Sorted edges 2 A B 2 (A, B) (B, C) 6 B B C 5 5 7 A C 6 C G D B D 7 5. for each {u,v}  in ordered E ucomp  find (u) vcomp  find (v) if ucomp  vcomp then add edge (v,u) to T union ( ucomp,vcomp ) Find(B) Find(C) A C D B After merge(A, C) A B C D Copyright 1999 by Cutler/Head

Kruskal - add minimum weight edge if feasible
Sorted edges 2 A B 2 (A, B) (B, C) 6 B B C 5 5 7 A C 6 C G D B D 7 5. for each {u,v}  in ordered E ucomp  find (u) vcomp  find (v) if ucomp  vcomp then add edge (v,u) to T union ( ucomp,vcomp ) Find(A) Find(C) A D B C A and C in same set Copyright 1999 by Cutler/Head

Kruskal - add minimum weight edge if feasible
Sorted edges 2 A B 2 (A, B) (B, C) (B, D) 6 B B C 5 5 7 A C 6 C G D B D 7 5. for each {u,v}  in ordered E ucomp  find (u) vcomp  find (v) if ucomp  vcomp then add edge (v,u) to T union ( ucomp,vcomp ) Find(B) Find(D) A D B C A After merge B C D Copyright 1999 by Cutler/Head

Kruskal's Algorithm: Time Analysis
Kruskal ( G ) 1. Sort the edges E in non-decreasing weight 2. T   3. For each v V create a set. 4. repeat 5. {u,v}  E, in order 6. ucomp  find (u) 7. vcomp  find (v) if ucomp  vcomp then add edge (v,u) to T union ( ucomp,vcomp ) 11.until T contains |V | - 1 edges 12. return tree T Count1 = ( E lg E ) Count2= (1) Count3= ( V ) Count4 = O( E ) Using Disjoint set-height and path compression Count4(6+7+10)= O((E +V) (V)) Sorting dominates the runtime.
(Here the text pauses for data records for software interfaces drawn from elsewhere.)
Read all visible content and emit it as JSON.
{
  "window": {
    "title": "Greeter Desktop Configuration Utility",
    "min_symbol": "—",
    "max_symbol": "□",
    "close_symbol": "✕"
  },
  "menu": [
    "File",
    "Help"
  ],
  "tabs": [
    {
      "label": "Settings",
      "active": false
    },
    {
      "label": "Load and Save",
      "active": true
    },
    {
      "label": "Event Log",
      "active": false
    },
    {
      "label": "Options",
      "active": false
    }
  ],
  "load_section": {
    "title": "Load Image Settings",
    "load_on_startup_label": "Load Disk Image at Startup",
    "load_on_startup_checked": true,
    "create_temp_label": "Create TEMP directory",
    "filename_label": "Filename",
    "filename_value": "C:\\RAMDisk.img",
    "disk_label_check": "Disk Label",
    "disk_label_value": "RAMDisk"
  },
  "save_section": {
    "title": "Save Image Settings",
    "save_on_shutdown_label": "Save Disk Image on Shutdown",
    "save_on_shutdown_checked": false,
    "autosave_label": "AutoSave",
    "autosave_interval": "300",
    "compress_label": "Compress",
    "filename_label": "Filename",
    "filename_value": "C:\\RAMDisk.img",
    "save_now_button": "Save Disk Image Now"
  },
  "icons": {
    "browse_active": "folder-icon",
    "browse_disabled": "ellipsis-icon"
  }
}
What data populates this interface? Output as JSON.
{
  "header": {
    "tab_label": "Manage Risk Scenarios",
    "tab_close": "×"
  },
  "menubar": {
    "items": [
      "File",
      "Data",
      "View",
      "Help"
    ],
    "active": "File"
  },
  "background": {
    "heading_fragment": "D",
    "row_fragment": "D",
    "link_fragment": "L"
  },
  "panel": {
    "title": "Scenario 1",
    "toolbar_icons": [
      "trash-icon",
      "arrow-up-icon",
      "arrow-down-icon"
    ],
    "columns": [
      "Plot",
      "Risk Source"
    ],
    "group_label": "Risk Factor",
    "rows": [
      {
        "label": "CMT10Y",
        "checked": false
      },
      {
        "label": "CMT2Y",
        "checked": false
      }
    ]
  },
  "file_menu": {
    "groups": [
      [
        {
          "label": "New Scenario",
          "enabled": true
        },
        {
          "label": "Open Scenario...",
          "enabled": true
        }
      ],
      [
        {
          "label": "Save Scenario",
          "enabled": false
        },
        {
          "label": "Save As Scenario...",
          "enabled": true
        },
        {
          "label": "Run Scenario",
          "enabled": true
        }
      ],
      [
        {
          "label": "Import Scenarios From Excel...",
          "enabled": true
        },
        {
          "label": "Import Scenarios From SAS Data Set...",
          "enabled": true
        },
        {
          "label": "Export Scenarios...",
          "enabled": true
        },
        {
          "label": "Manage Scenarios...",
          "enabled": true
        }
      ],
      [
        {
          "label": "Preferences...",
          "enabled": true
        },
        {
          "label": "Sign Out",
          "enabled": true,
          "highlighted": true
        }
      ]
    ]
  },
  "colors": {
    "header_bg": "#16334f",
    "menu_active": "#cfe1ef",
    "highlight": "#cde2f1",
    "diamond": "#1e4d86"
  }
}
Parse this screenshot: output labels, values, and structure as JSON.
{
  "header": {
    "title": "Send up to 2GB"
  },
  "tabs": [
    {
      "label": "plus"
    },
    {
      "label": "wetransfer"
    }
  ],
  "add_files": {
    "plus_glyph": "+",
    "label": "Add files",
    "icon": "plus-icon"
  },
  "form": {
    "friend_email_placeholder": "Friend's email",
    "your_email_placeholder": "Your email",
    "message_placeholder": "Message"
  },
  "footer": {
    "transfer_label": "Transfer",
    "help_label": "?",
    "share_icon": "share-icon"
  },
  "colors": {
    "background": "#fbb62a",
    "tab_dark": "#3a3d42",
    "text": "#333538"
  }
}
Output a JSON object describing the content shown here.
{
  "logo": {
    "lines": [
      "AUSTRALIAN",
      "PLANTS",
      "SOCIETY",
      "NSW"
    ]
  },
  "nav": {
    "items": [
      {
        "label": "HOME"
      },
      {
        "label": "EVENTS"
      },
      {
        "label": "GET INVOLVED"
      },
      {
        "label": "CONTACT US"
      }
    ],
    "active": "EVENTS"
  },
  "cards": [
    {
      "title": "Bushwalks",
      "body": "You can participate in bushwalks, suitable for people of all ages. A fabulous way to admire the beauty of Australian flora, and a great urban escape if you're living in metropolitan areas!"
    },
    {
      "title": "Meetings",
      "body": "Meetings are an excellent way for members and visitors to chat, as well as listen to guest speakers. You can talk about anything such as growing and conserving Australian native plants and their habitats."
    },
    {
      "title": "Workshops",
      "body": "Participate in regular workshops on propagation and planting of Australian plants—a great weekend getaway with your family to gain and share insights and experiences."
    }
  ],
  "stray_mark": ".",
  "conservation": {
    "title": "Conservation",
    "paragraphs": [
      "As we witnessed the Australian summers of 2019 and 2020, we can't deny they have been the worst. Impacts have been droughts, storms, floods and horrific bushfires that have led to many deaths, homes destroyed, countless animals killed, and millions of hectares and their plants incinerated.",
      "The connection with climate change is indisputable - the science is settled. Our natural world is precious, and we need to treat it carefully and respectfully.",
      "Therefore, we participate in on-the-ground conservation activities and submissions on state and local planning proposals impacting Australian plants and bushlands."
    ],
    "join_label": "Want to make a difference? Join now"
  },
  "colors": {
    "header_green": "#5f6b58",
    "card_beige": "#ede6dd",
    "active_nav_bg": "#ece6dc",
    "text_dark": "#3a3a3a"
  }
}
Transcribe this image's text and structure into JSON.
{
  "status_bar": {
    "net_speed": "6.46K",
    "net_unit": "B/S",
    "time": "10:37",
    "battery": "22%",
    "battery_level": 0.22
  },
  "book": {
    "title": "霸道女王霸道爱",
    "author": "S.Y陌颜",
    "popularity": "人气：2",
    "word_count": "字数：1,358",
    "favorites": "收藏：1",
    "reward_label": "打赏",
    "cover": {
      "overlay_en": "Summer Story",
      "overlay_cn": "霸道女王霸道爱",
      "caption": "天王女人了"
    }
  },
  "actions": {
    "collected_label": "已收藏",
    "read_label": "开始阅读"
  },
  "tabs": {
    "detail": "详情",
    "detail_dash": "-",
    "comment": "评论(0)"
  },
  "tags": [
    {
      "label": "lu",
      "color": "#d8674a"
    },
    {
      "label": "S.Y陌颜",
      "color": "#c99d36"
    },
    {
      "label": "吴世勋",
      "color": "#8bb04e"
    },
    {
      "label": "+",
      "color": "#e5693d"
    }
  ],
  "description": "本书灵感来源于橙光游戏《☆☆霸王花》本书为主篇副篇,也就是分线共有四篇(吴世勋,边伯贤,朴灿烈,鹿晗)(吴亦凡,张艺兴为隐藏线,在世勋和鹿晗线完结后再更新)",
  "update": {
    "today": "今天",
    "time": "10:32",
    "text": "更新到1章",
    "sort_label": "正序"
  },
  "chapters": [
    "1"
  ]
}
We get T( E,V ) = ( E lg E), so for a sparse graph we get ( V lg V) for a dense graph we get ( V2 lg V2) = ( V2 lg V) Note: Could have used a PQ. However unlike Prim’s we do not need to change the PQ. Sorting the Edges is slightly faster. Copyright 1999 by Cutler/Head